Meara knows he’s one of the lucky ones. His father, Jack, a lieutenant at Engine 46 in Hudson Yards, and his uncle, Tommy, the chief at Battalion 9 in Times Square, both made it home alive that fateful day. Many of their friends did not. Battalion 9 lost more firefighters than any in the city on 9-11.
This 9-11 will be an especially poignant one for Ryan. It will mark the first time since 9-11 that he and his father will be together on that date. Jack will speak at the Veterans of Foreign Wars post in on Friday night in Yonkers and Ryan will be there.
“It means a lot,” said Jack Meara, who goes to all of his son’s games. “For some reason Ryan was very affected by 9-11 as a kid. We have three boys but he was the one most effected.”
The terrorist attacks helped shape Ryan Meara, 29. He has a resiliency that only comes from overcoming adversity. A former star at Fordham Prep and a Fordham University alum, Meara has been the backup to Luis Robles for six seasons. An assortment of injuries and Robles’s standing as one of the top keepers in MLS history kept Meara on the bench.

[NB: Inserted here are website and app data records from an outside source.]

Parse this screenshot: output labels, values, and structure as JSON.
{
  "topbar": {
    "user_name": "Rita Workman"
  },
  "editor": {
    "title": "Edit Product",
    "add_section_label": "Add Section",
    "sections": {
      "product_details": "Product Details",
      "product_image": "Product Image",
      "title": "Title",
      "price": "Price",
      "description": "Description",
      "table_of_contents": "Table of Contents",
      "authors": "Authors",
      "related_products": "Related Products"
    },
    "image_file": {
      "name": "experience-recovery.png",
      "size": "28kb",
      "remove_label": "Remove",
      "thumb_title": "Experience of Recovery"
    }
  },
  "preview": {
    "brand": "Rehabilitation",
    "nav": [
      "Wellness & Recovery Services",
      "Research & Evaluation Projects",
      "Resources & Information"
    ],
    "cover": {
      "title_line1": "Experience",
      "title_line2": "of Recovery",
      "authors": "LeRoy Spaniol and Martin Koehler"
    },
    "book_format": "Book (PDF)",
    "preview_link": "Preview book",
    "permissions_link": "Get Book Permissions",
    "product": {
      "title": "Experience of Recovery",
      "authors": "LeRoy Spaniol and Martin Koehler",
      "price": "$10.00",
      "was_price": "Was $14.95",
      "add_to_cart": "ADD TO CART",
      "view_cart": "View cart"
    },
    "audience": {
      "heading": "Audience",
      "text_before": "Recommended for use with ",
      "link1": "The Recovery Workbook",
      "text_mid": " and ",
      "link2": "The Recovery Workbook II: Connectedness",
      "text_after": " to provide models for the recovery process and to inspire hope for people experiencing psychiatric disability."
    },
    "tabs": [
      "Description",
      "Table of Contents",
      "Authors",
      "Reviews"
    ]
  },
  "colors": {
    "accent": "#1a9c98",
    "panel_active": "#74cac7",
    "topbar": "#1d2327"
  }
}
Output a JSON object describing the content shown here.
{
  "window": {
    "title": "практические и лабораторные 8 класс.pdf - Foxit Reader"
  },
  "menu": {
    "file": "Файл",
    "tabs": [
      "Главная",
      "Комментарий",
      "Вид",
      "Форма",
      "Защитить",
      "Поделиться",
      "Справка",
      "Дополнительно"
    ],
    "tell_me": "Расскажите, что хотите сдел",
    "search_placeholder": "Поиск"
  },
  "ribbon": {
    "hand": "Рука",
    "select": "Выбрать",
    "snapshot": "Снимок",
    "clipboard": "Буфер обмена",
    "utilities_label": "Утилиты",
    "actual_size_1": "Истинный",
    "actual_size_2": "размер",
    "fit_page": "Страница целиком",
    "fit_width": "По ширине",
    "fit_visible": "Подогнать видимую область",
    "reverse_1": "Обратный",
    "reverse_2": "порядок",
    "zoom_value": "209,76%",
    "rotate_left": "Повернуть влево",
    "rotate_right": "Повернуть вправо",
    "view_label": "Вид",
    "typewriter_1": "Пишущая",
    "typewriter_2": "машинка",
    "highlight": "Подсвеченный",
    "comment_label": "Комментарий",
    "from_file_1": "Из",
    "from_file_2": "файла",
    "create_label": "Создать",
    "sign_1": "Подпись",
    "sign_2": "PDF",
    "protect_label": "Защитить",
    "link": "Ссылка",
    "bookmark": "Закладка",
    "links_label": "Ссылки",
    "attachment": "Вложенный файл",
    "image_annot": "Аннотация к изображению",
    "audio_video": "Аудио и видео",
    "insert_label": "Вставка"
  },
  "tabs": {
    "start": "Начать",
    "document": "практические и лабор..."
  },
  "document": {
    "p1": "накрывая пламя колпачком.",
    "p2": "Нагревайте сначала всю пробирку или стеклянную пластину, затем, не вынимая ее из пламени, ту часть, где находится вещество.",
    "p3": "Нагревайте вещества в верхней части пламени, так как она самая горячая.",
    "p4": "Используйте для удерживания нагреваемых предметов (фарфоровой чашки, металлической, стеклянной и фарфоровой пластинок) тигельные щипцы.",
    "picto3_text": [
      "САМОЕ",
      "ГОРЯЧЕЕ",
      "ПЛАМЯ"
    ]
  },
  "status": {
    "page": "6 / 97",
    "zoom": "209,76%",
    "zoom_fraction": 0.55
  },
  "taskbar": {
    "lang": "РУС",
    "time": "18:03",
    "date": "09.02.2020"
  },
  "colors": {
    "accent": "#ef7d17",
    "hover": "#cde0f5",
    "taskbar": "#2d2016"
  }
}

But he persevered. When Robles was injured during the 2018 season,snapping his streak of 183 straight matches, Meara answered the call and made six saves in a 3-1 Red Bulls win. The Red Bulls decided to move on from Robles after last season and Meara has been solid, allowing 1.20 goals per game.
“It means the world to me,” said Meara. “I’d be lying if I said the last couple of years have been easy. One thing I prided myself on was staying ready and being as good a teammate as possible. Now that I’m one of the older guys, that’s even more important to me, helping the other guys. It’s something I don’t take lightly.”
Neither does the plight of the first responders who developed health issues in the years since the attack. Meara works with the Answer the Call, the non-profit founded by former Mets star Rusty Staub that benefits New York Police and Fire Widows and Children.
“One of the things we talk about is that more first responders have died since 9-11 from cancer and other diseases than died that day There are a lot of them struggling every day and I feel like they’re getting forgotten.”
Meara holds great admiration for New York’s Bravest. He was preparing to take the FDNY test when the Red Bulls used the 31st pick in the 2012 MLS SuperDraft on the 6-foot-4 goalie. He has found a familiar brotherhood with the Red Bulls that he saw in firehouses around the city
“I have such deep pride in the New York Fire Department, the busiest in the world. There’s such a camaraderie within. The fact of the matter is you need guys to be on top of their game. It’s the same way to a much greater extent in the NYFD. It’s not just a win or a loss. Lives can be lost. I feel very lucky to have experienced both teams.’